Pulmonary Embolism (cont.)
How is pulmonary embolism diagnosed?
Doctors who treat patients in the emergency room are often the ones to
diagnose pulmonary embolism (PE) with the help of a radiologist (a doctor who
deals with x rays and other similar tests).
Medical History and Physical Exam
To diagnose pulmonary embolism, the doctor will ask about your medical
history and perform a physical exam to:
- Identify your risk factors for deep vein thrombosis (DVT) and pulmonary
- See how likely it is that you could have pulmonary embolism
- Rule out other possible causes for your symptoms
During the physical exam, the doctor will check your legs for signs of DVT.
He or she also will check your blood pressure and your heart and lungs.
There are many different tests that help the doctor determine whether you
have pulmonary embolism.
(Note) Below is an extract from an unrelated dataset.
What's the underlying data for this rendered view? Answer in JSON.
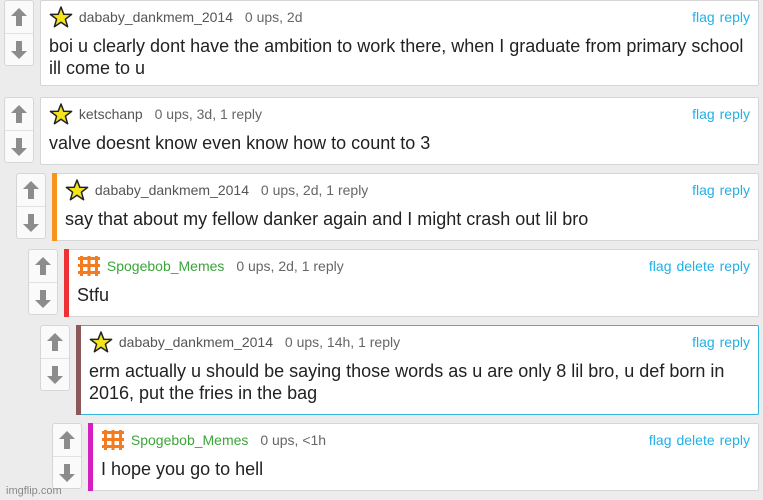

The doctor's decision about which tests to use and in
which order depends on how you feel when you get to the hospital, your risk
factors for pulmonary embolism, available testing options, and other conditions you may have.
You may have one of the following imaging tests:
- Ultrasound. Doctors use this test to look for blood clots in your
legs. Ultrasound uses high-frequency sound waves to check the flow of blood
in your veins. A gel is put on the skin of your leg. A hand-held device
called a transducer is placed on the leg and moved back and forth over the
affected area. The transducer gives off ultrasound waves and detects their
echoes after they bounce off the vein walls and blood cells. A computer then
turns the echoes of the ultrasound waves into a picture on a computer
screen, where your doctor can see the blood flow in your leg. If blood clots
are found in the deep veins of your legs, you will begin treatment. DVT and
pulmonary embolism are both treated with the same medicines.
- Spiral CT scan or CT angiogram. Doctors use this test to look for
blood clots in your lungs and in your legs. Dye is injected into a vein in
your arm to make the blood vessels in your lungs and legs more visible on
the x-ray image. While you lie on a table, an x-ray tube rotates around you,
taking pictures from different angles. This test allows doctors to detect
pulmonary embolism in most patients. The test only takes a few minutes.
Results are available shortly after the scan is completed.
- Ventilation-perfusion lung scan (VQ scan). Doctors use this test
to detect pulmonary embolism. The VQ scan uses a radioactive material to
show how well oxygen and blood are flowing to all areas of the lungs.
- Pulmonary angiography is another test used to diagnose pulmonary
embolism. It's not available at all hospitals, and a trained specialist must
perform the test. A flexible tube called a catheter is threaded through the
groin (upper thigh) or arm to the blood vessels in the lungs. Dye is
injected into the blood vessels through the catheter. X-ray pictures are
taken to show the blood flow through the blood vessels in the lungs. If a
clot is discovered, the doctor may use the catheter to extract it or deliver
medicine to dissolve it.
Certain blood tests may help the doctor find out whether you're likely to
have pulmonary embolism.
- A D-dimer test measures a substance in the blood that's released
when a clot breaks up. High levels of the substance mean there may be a
clot. If your test is normal and you have few risk factors, pulmonary
embolism isn't likely. Other blood tests check for inherited disorders that
cause clots and measure the amount of oxygen and carbon dioxide in your
blood (arterial blood gas). A clot in a blood vessel in your lung may lower
the level of oxygen in your blood. To rule out other possible causes of your
symptoms, the doctor may use one or more of the following tests.
- Echocardiogram uses sound waves to check heart function and to
detect blood clots inside the heart. EKG (electrocardiogram) measures the
rate and regularity of your heartbeat.
- Chest x ray provides a picture of the lungs, heart, large
arteries, ribs, and diaphragm.
- Magnetic resonance imaging (MRI) uses radio waves and magnetic
fields to make pictures of organs and structures inside the body. In many
cases, an MRI can provide information that can't be seen on an x ray.